YOUR TASK: Pictures aside, copy every record word for word.

====== THE RECORDS

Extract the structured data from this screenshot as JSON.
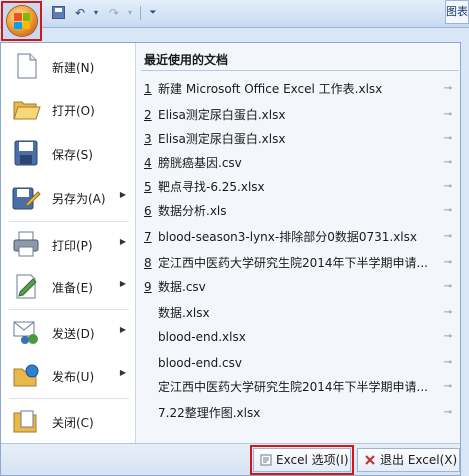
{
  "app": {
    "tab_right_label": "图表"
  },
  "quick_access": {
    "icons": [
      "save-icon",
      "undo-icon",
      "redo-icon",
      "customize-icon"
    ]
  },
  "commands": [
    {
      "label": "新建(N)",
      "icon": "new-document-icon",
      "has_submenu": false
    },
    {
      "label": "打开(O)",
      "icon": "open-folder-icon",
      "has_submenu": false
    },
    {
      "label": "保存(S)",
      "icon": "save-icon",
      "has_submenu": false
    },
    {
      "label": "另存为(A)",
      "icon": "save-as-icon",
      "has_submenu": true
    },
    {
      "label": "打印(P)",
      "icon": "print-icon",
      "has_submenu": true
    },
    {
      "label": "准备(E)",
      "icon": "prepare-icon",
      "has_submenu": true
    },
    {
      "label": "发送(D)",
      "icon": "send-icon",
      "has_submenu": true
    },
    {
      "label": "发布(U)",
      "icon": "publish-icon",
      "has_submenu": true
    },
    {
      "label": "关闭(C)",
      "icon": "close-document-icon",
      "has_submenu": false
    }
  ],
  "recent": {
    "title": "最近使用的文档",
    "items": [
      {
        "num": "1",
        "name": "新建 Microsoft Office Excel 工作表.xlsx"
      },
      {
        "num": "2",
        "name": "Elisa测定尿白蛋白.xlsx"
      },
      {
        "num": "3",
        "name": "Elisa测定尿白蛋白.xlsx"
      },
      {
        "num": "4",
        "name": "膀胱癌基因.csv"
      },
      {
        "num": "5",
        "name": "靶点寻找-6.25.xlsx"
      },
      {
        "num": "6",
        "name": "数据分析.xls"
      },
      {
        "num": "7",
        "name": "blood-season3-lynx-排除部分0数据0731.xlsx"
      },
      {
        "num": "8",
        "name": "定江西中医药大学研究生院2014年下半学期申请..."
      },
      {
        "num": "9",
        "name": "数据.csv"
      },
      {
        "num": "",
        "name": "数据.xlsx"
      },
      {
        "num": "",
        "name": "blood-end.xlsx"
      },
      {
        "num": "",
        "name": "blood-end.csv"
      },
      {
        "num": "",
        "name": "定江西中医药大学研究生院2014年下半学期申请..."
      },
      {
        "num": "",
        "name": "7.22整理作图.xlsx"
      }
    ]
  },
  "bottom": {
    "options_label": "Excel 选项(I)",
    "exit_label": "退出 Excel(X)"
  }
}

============

RESULT OF THE EXERCISE:
Extract the structured data from this screenshot as JSON.
{
  "app": {
    "tab_right_label": "图表"
  },
  "quick_access": {
    "icons": [
      "save-icon",
      "undo-icon",
      "redo-icon",
      "customize-icon"
    ]
  },
  "commands": [
    {
      "label": "新建(N)",
      "icon": "new-document-icon",
      "has_submenu": false
    },
    {
      "label": "打开(O)",
      "icon": "open-folder-icon",
      "has_submenu": false
    },
    {
      "label": "保存(S)",
      "icon": "save-icon",
      "has_submenu": false
    },
    {
      "label": "另存为(A)",
      "icon": "save-as-icon",
      "has_submenu": true
    },
    {
      "label": "打印(P)",
      "icon": "print-icon",
      "has_submenu": true
    },
    {
      "label": "准备(E)",
      "icon": "prepare-icon",
      "has_submenu": true
    },
    {
      "label": "发送(D)",
      "icon": "send-icon",
      "has_submenu": true
    },
    {
      "label": "发布(U)",
      "icon": "publish-icon",
      "has_submenu": true
    },
    {
      "label": "关闭(C)",
      "icon": "close-document-icon",
      "has_submenu": false
    }
  ],
  "recent": {
    "title": "最近使用的文档",
    "items": [
      {
        "num": "1",
        "name": "新建 Microsoft Office Excel 工作表.xlsx"
      },
      {
        "num": "2",
        "name": "Elisa测定尿白蛋白.xlsx"
      },
      {
        "num": "3",
        "name": "Elisa测定尿白蛋白.xlsx"
      },
      {
        "num": "4",
        "name": "膀胱癌基因.csv"
      },
      {
        "num": "5",
        "name": "靶点寻找-6.25.xlsx"
      },
      {
        "num": "6",
        "name": "数据分析.xls"
      },
      {
        "num": "7",
        "name": "blood-season3-lynx-排除部分0数据0731.xlsx"
      },
      {
        "num": "8",
        "name": "定江西中医药大学研究生院2014年下半学期申请..."
      },
      {
        "num": "9",
        "name": "数据.csv"
      },
      {
        "num": "",
        "name": "数据.xlsx"
      },
      {
        "num": "",
        "name": "blood-end.xlsx"
      },
      {
        "num": "",
        "name": "blood-end.csv"
      },
      {
        "num": "",
        "name": "定江西中医药大学研究生院2014年下半学期申请..."
      },
      {
        "num": "",
        "name": "7.22整理作图.xlsx"
      }
    ]
  },
  "bottom": {
    "options_label": "Excel 选项(I)",
    "exit_label": "退出 Excel(X)"
  }
}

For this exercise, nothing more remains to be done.